▶ _To do_
Within the data below, find the string "CHIP" and return each line where it occurs.

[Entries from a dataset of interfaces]
'''

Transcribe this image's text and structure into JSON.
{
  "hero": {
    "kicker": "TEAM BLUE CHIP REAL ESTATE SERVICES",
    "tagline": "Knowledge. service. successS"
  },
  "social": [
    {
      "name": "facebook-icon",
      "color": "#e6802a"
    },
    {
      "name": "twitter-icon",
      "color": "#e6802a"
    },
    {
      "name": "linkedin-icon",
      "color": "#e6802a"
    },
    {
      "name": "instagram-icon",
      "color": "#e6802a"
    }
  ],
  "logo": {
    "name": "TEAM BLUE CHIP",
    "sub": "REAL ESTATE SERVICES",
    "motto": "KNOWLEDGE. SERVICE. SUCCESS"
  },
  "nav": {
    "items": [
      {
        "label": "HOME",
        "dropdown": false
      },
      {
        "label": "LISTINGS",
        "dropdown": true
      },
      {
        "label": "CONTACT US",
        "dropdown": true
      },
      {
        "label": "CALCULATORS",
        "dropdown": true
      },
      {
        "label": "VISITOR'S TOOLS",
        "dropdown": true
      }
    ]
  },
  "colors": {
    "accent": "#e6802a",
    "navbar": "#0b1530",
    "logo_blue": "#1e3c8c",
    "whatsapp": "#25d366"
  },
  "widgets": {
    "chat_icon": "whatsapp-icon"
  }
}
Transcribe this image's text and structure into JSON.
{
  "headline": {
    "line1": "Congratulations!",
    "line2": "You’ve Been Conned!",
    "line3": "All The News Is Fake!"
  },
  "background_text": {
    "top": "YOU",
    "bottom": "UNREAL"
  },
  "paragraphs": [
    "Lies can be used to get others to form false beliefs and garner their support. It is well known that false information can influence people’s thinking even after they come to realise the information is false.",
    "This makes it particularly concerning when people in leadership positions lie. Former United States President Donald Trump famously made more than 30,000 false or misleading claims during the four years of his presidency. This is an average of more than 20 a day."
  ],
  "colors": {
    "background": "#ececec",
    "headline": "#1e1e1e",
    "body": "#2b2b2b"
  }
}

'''

▶ _Answer to this exercise_
    "kicker": "TEAM BLUE CHIP REAL ESTATE SERVICES",
    "name": "TEAM BLUE CHIP",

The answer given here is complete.